In addition to using the mode, the Field() method can be used to add additional instructions to individual fields (validators and formatters for example). This is done by passing the method a Field class instance.

done through the Fields() method which is passed Field class instances. Like the Editor class these are constructed using new Field() and the parameter given is the name of the column to read / write data, and also the name that will be used to return the data to DataTables and Editor. The fields() method can take as many field instances as you wish to define and can also be called multiple times to add additional fields.

In the example below the Editor instance is configured with the model defined above and the first_name field has simple validation attached to it:
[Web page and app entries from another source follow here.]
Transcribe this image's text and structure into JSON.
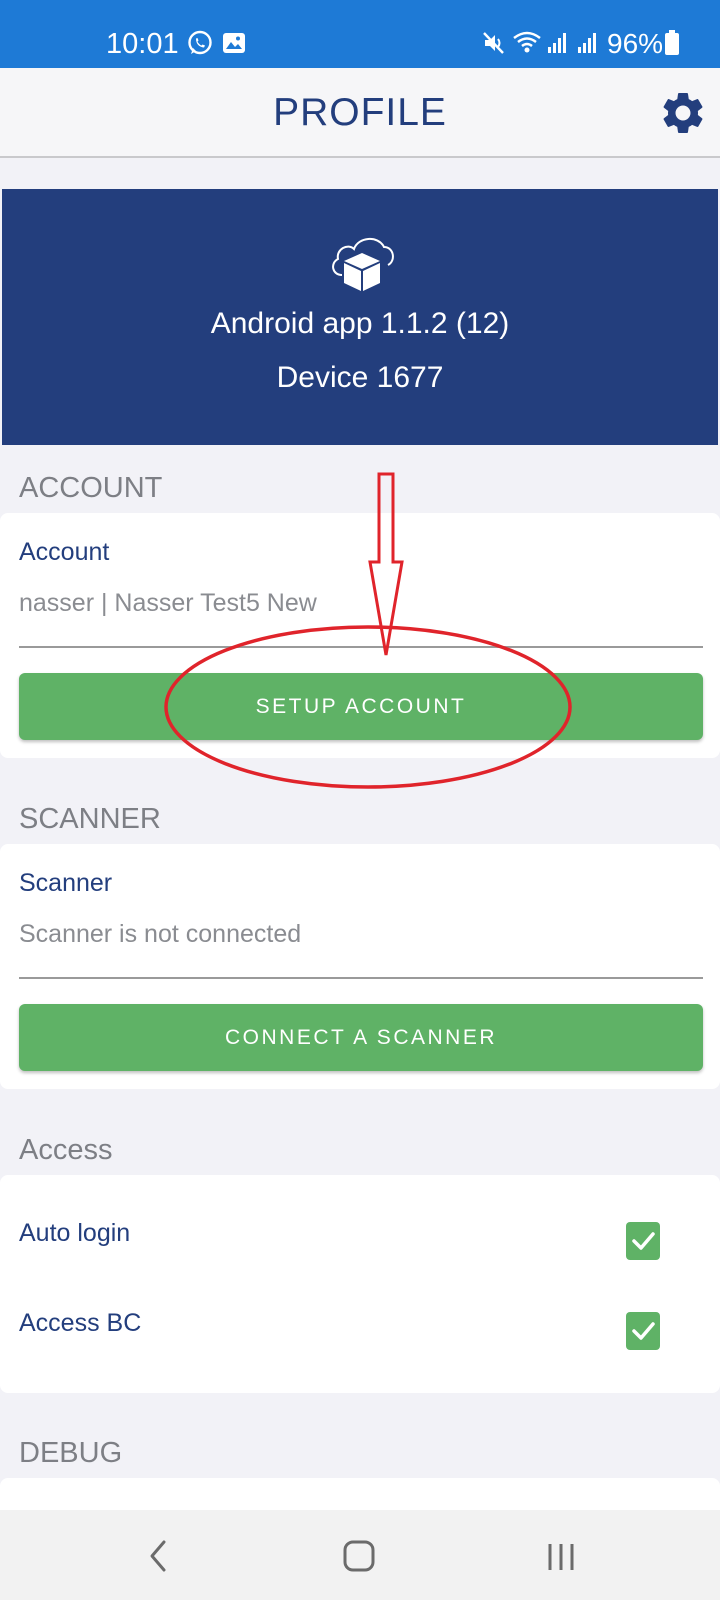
{
  "status_bar": {
    "time": "10:01",
    "battery": "96%",
    "color": "#1e7ad6"
  },
  "header": {
    "title": "PROFILE",
    "settings_icon": "gear-icon"
  },
  "banner": {
    "app_version": "Android app 1.1.2 (12)",
    "device": "Device 1677",
    "logo_icon": "cloud-box-icon",
    "color": "#233e7d"
  },
  "account": {
    "section_title": "ACCOUNT",
    "field_label": "Account",
    "field_value": "nasser | Nasser Test5 New",
    "button_label": "SETUP ACCOUNT"
  },
  "scanner": {
    "section_title": "SCANNER",
    "field_label": "Scanner",
    "field_value": "Scanner is not connected",
    "button_label": "CONNECT A SCANNER"
  },
  "access": {
    "section_title": "Access",
    "items": [
      {
        "label": "Auto login",
        "checked": true
      },
      {
        "label": "Access BC",
        "checked": true
      }
    ]
  },
  "debug": {
    "section_title": "DEBUG"
  },
  "colors": {
    "accent_green": "#5fb266",
    "annotation_red": "#e0242b"
  }
}
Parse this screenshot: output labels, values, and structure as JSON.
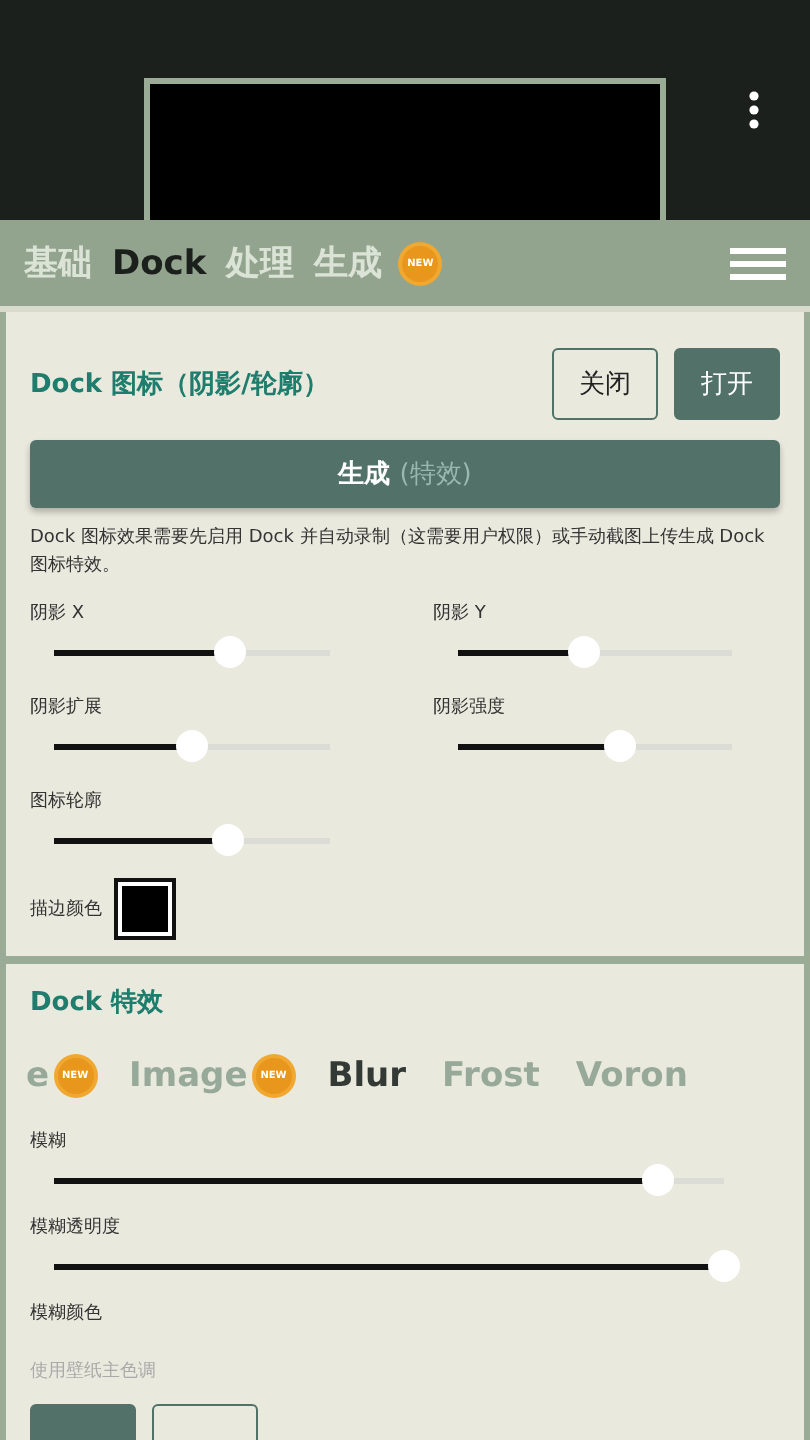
{
  "tabs": [
    {
      "label": "基础",
      "selected": false
    },
    {
      "label": "Dock",
      "selected": true
    },
    {
      "label": "处理",
      "selected": false
    },
    {
      "label": "生成",
      "selected": false,
      "badge": "NEW"
    }
  ],
  "icon_card": {
    "title": "Dock 图标（阴影/轮廓）",
    "buttons": [
      {
        "label": "关闭",
        "selected": false
      },
      {
        "label": "打开",
        "selected": true
      }
    ],
    "generate": {
      "label": "生成",
      "hint": "(特效)"
    },
    "note": "Dock 图标效果需要先启用 Dock 并自动录制（这需要用户权限）或手动截图上传生成 Dock 图标特效。",
    "sliders": [
      {
        "label": "阴影 X",
        "level": 0.64
      },
      {
        "label": "阴影 Y",
        "level": 0.46
      },
      {
        "label": "阴影扩展",
        "level": 0.5
      },
      {
        "label": "阴影强度",
        "level": 0.59
      },
      {
        "label": "图标轮廓",
        "level": 0.63
      }
    ],
    "stroke_color": {
      "label": "描边颜色",
      "color": "#000000"
    }
  },
  "effects_card": {
    "title": "Dock 特效",
    "effect_tabs": [
      {
        "label": "e",
        "selected": false,
        "badge": "NEW"
      },
      {
        "label": "Image",
        "selected": false,
        "badge": "NEW"
      },
      {
        "label": "Blur",
        "selected": true
      },
      {
        "label": "Frost",
        "selected": false
      },
      {
        "label": "Voron",
        "selected": false
      }
    ],
    "sliders": [
      {
        "label": "模糊",
        "level": 0.9
      },
      {
        "label": "模糊透明度",
        "level": 1.0
      }
    ],
    "blur_color": {
      "label": "模糊颜色",
      "hint": "使用壁纸主色调"
    },
    "buttons": [
      {
        "selected": true
      },
      {
        "selected": false
      }
    ]
  }
}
new Editor( db, 'staff' )
    .Field( new Field( 'first_name' ).Validator( Validation.NotEmpty() ) );

Field instances provide validation and formatting options as well as simple get / set options. Please refer to the documentation for sections for detailed information.

Data processing

When DataTables and Editor make a request to the server to get or update data, they send the data using HTTP parameters (POST is the default for Editor). This information can be obtained in your application added passed through to the Editor class for processing (use [FromBody] in Web API projects and Request.Form in MVC projects).

The data is acted upon by using the Process() method of the Editor class, with the data sent from the client being passed into it. At this point the Editor instance will perform whatever action the client-side has asked of it - be it to create a new row, update and existing row, etc. These actions will be automatically detected.

To continue the example above (without the validation for brevity), if we add a Process() method call we now have (this is MVC style):

new Editor( db, 'staff' )
    .Process( Request.Form );

Return data

The final step is to send the data back to the client for it to process (e.g. display an error message if validation failed or redraw the table with the updated data if everything was successful). The data sent back to the client is in the JSON data format and again the Editor class will set this up automatically for you. The Data() method of the Editor class will return a DtResponse data type which can be passed through the JSON() method of both the Web API and MVC controllers to create the JSON.

A completed controller might be as simple as:

DtResponse response = new Editor( db, 'staff' )
    .Process( Request.Form )

return Json(response);

And that's it! That is all that is required on the server-side, when using the Editor .NET libraries to add read / write ability to your database table. Additional fields can be trivially added using the model and other tables also setup for editing.

The next step is to add validation to your fields to ensure that the data sent is the data you expect.